(Data about app and page elements)
= = = = = = =
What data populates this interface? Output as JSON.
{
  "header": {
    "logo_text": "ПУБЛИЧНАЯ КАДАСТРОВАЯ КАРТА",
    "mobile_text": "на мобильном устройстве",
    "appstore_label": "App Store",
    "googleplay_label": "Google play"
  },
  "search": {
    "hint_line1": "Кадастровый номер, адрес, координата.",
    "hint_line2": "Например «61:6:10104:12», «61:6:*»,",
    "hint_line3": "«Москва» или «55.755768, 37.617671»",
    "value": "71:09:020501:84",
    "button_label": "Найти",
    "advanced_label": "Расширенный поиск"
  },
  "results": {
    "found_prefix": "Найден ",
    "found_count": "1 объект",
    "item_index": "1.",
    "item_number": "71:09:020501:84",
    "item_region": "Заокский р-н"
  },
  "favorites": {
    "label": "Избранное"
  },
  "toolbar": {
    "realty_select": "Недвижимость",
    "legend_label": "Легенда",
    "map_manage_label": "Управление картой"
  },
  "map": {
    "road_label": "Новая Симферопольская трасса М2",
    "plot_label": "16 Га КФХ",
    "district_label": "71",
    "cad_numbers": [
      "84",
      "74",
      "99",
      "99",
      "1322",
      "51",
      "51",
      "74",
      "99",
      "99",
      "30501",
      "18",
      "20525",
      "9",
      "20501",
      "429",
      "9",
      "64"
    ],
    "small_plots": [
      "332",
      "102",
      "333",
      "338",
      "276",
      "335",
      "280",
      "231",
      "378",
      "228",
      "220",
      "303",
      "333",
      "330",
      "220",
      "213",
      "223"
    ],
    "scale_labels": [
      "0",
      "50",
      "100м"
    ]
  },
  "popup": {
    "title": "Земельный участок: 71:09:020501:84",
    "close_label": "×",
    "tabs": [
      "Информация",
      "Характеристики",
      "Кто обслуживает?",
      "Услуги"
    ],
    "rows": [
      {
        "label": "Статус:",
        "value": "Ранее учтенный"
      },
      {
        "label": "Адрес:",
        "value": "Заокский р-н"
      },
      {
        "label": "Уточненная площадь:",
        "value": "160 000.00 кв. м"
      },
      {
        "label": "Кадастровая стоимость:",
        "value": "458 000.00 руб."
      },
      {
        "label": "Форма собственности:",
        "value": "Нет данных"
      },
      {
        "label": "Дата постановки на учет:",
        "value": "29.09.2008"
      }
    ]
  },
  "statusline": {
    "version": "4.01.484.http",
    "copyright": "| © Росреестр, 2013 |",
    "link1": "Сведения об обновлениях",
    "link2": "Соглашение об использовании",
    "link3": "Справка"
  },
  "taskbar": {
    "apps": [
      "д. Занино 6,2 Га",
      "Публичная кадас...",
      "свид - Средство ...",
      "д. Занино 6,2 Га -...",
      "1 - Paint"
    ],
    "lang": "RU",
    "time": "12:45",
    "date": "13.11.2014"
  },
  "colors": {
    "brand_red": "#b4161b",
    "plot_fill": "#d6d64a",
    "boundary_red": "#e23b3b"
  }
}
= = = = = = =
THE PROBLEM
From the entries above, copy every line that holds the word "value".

ANSWER FOR THIS EXERCISE
    "value": "71:09:020501:84",
        "value": "Ранее учтенный"
        "value": "Заокский р-н"
        "value": "160 000.00 кв. м"
        "value": "458 000.00 руб."
        "value": "Нет данных"
        "value": "29.09.2008"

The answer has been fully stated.